● **Task brief**
Give only the number of lines in the data that contain the word "Filter".

# # # # # # #

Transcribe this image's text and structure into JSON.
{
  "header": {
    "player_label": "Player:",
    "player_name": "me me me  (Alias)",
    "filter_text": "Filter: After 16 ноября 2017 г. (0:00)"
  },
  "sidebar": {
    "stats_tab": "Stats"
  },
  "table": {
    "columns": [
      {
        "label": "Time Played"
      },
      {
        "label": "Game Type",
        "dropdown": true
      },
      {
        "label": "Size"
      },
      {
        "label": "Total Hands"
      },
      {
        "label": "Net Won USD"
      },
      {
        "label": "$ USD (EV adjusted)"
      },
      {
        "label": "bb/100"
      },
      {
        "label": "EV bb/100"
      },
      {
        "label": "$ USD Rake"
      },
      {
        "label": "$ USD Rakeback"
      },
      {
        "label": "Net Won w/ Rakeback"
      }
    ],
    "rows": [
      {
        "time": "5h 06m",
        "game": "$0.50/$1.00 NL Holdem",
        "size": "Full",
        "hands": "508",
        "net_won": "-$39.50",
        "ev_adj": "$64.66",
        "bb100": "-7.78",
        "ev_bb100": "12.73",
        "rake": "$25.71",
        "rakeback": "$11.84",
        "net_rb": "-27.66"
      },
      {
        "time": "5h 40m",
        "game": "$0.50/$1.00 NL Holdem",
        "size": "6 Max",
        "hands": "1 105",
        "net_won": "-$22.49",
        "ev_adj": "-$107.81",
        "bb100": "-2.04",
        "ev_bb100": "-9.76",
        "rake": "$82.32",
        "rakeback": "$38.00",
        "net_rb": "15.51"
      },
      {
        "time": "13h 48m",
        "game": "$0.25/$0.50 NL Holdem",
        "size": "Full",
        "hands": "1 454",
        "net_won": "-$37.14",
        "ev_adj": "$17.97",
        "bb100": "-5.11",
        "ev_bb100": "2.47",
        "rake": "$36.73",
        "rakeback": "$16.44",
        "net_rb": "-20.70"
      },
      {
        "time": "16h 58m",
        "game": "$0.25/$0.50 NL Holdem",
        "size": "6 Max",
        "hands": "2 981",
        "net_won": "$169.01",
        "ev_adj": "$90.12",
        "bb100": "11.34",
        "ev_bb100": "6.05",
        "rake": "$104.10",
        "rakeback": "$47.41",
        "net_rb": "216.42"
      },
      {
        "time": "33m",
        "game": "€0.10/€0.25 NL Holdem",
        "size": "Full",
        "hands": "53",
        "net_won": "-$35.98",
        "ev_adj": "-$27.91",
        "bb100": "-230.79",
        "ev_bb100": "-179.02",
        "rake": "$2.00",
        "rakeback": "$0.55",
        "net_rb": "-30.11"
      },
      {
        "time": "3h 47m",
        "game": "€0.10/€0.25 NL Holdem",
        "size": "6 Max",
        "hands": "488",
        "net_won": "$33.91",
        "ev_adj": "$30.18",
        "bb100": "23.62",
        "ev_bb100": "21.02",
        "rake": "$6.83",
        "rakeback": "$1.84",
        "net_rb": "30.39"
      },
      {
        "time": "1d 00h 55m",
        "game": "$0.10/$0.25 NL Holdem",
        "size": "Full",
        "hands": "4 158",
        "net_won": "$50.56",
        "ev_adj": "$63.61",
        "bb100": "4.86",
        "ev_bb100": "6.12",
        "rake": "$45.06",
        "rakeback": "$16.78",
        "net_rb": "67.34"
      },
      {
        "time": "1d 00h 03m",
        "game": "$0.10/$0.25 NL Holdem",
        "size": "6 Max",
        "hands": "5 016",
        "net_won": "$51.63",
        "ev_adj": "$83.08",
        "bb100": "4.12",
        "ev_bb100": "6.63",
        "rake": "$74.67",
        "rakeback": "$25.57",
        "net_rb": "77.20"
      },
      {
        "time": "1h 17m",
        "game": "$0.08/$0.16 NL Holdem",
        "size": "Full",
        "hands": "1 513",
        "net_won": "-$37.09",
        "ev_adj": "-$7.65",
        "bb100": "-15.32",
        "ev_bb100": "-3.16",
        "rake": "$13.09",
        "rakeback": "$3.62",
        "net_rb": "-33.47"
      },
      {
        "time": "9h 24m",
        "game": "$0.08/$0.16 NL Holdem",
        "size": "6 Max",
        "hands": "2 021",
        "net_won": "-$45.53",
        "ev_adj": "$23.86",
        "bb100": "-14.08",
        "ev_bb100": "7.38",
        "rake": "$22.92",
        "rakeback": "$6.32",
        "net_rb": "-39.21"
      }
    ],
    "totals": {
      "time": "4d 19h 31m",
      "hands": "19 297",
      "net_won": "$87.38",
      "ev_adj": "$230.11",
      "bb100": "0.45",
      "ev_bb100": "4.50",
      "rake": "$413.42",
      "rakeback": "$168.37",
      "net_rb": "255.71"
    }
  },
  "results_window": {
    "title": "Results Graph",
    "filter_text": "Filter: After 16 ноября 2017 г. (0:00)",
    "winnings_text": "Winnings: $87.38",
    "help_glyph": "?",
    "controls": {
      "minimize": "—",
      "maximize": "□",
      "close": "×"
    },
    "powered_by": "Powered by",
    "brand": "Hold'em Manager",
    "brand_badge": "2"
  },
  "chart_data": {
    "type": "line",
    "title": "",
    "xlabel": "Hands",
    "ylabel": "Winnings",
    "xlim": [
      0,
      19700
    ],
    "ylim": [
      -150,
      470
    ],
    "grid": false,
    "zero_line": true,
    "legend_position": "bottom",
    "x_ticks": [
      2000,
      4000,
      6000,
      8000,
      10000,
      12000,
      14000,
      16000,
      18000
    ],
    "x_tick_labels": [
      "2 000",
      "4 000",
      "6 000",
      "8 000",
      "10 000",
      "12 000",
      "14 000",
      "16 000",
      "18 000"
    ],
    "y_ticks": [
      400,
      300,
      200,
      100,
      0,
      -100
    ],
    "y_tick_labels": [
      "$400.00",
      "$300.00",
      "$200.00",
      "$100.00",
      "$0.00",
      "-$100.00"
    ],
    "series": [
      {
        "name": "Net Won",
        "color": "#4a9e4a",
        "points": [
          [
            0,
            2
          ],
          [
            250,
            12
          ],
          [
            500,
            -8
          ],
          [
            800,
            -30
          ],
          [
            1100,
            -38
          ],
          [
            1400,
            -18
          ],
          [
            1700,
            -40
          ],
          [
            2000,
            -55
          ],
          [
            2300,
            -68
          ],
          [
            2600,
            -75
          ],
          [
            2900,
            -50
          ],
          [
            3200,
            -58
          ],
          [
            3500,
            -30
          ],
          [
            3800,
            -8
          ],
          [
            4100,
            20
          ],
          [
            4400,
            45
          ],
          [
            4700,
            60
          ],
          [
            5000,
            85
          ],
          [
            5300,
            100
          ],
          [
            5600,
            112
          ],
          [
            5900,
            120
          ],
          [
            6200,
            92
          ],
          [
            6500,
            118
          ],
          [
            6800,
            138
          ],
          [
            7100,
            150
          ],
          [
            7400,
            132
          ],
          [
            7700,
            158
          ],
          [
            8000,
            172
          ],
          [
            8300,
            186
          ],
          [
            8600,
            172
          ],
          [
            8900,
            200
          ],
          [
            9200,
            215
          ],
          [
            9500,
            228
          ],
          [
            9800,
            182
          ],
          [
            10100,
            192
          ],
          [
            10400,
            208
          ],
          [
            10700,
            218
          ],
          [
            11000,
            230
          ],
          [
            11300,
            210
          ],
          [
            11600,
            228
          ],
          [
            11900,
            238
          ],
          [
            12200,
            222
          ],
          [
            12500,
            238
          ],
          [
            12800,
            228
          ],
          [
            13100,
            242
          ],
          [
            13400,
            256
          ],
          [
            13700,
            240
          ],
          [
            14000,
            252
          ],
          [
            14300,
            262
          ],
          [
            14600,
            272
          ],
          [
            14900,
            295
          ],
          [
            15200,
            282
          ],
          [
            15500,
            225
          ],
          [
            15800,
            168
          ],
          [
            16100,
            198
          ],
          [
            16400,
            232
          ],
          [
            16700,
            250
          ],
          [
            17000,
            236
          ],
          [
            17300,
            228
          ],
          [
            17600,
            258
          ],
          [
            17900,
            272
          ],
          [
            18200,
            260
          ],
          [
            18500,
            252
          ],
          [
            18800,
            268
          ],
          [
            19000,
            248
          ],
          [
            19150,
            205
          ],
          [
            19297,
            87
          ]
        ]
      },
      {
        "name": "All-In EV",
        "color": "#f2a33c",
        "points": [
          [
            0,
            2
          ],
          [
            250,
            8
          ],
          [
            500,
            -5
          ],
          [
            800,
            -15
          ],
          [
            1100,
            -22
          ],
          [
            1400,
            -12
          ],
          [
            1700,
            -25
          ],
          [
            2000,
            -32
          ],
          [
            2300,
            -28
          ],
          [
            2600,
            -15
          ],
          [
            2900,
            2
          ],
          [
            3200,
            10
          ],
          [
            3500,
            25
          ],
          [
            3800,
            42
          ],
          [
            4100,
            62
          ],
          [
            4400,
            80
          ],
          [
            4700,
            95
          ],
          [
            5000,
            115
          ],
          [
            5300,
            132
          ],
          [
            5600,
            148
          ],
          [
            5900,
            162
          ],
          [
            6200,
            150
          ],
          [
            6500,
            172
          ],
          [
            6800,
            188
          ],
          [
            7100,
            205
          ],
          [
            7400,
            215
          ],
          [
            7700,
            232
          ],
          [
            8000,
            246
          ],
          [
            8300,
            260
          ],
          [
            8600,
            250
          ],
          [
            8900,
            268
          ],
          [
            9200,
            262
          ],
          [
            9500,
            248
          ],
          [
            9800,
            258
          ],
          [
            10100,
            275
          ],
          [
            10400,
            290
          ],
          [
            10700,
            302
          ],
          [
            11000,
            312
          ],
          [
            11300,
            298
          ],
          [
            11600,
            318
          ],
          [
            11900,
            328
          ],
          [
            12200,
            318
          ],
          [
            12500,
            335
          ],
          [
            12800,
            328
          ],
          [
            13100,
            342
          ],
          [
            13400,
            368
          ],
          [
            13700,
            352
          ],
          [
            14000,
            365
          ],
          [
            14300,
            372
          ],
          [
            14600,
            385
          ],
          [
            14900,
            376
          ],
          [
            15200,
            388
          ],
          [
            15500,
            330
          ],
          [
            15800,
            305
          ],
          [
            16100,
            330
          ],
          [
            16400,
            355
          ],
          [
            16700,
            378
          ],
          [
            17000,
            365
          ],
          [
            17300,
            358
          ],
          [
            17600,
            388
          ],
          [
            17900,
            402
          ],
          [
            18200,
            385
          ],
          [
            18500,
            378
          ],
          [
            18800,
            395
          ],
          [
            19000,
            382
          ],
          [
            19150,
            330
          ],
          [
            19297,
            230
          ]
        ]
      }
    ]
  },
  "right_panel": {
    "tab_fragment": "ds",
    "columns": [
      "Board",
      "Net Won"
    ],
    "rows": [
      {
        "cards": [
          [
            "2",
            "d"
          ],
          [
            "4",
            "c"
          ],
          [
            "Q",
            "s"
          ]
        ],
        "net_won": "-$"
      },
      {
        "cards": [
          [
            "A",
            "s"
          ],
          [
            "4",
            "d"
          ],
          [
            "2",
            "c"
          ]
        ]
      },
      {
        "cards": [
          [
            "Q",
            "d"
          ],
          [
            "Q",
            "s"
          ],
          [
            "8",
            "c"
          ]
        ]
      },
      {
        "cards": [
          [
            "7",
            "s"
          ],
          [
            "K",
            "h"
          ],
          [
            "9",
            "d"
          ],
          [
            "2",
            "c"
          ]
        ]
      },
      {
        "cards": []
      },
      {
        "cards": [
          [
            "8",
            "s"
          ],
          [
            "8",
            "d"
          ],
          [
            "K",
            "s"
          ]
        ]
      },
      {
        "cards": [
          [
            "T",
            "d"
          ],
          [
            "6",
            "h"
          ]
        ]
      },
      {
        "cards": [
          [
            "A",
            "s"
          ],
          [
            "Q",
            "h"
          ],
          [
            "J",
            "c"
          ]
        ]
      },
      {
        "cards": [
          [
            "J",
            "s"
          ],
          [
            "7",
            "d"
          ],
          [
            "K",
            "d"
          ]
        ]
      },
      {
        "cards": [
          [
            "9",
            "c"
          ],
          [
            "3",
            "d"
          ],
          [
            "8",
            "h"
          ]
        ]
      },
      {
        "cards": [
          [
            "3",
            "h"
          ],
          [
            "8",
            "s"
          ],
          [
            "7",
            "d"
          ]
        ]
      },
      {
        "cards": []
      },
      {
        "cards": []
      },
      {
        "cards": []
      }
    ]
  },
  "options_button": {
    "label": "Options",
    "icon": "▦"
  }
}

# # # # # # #

● **Result of this exercise**
2